Entries provided
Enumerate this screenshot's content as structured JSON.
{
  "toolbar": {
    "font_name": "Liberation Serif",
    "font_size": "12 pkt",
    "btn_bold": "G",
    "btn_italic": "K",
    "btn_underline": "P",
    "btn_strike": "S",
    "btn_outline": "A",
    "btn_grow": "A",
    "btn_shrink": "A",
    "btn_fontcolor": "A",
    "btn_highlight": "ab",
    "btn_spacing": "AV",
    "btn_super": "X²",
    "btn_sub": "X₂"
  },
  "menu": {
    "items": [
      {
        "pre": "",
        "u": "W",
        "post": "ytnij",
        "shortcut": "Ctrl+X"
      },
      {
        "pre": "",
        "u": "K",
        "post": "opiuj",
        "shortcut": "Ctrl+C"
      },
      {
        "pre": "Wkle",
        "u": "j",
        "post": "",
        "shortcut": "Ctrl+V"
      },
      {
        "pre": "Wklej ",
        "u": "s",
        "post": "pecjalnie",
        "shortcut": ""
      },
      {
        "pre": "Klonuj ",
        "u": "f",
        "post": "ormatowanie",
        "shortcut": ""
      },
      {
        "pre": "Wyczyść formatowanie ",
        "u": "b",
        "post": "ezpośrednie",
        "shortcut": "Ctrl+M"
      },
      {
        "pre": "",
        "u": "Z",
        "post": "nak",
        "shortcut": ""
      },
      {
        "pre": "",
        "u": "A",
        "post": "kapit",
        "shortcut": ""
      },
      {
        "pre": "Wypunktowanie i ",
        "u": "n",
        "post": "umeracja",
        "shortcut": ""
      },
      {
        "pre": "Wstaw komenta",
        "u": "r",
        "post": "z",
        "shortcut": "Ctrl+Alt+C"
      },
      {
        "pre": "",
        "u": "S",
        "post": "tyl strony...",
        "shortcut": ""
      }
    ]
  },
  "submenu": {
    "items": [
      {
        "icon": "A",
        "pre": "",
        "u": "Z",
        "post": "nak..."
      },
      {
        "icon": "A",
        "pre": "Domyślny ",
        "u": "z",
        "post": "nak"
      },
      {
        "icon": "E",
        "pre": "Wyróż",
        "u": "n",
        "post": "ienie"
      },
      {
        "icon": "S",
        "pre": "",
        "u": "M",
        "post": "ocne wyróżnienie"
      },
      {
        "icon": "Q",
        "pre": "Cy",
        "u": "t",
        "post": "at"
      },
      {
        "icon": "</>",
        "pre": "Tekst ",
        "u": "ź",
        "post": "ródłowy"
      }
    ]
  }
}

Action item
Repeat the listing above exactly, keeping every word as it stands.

Expected answer
Enumerate this screenshot's content as structured JSON.
{
  "toolbar": {
    "font_name": "Liberation Serif",
    "font_size": "12 pkt",
    "btn_bold": "G",
    "btn_italic": "K",
    "btn_underline": "P",
    "btn_strike": "S",
    "btn_outline": "A",
    "btn_grow": "A",
    "btn_shrink": "A",
    "btn_fontcolor": "A",
    "btn_highlight": "ab",
    "btn_spacing": "AV",
    "btn_super": "X²",
    "btn_sub": "X₂"
  },
  "menu": {
    "items": [
      {
        "pre": "",
        "u": "W",
        "post": "ytnij",
        "shortcut": "Ctrl+X"
      },
      {
        "pre": "",
        "u": "K",
        "post": "opiuj",
        "shortcut": "Ctrl+C"
      },
      {
        "pre": "Wkle",
        "u": "j",
        "post": "",
        "shortcut": "Ctrl+V"
      },
      {
        "pre": "Wklej ",
        "u": "s",
        "post": "pecjalnie",
        "shortcut": ""
      },
      {
        "pre": "Klonuj ",
        "u": "f",
        "post": "ormatowanie",
        "shortcut": ""
      },
      {
        "pre": "Wyczyść formatowanie ",
        "u": "b",
        "post": "ezpośrednie",
        "shortcut": "Ctrl+M"
      },
      {
        "pre": "",
        "u": "Z",
        "post": "nak",
        "shortcut": ""
      },
      {
        "pre": "",
        "u": "A",
        "post": "kapit",
        "shortcut": ""
      },
      {
        "pre": "Wypunktowanie i ",
        "u": "n",
        "post": "umeracja",
        "shortcut": ""
      },
      {
        "pre": "Wstaw komenta",
        "u": "r",
        "post": "z",
        "shortcut": "Ctrl+Alt+C"
      },
      {
        "pre": "",
        "u": "S",
        "post": "tyl strony...",
        "shortcut": ""
      }
    ]
  },
  "submenu": {
    "items": [
      {
        "icon": "A",
        "pre": "",
        "u": "Z",
        "post": "nak..."
      },
      {
        "icon": "A",
        "pre": "Domyślny ",
        "u": "z",
        "post": "nak"
      },
      {
        "icon": "E",
        "pre": "Wyróż",
        "u": "n",
        "post": "ienie"
      },
      {
        "icon": "S",
        "pre": "",
        "u": "M",
        "post": "ocne wyróżnienie"
      },
      {
        "icon": "Q",
        "pre": "Cy",
        "u": "t",
        "post": "at"
      },
      {
        "icon": "</>",
        "pre": "Tekst ",
        "u": "ź",
        "post": "ródłowy"
      }
    ]
  }
}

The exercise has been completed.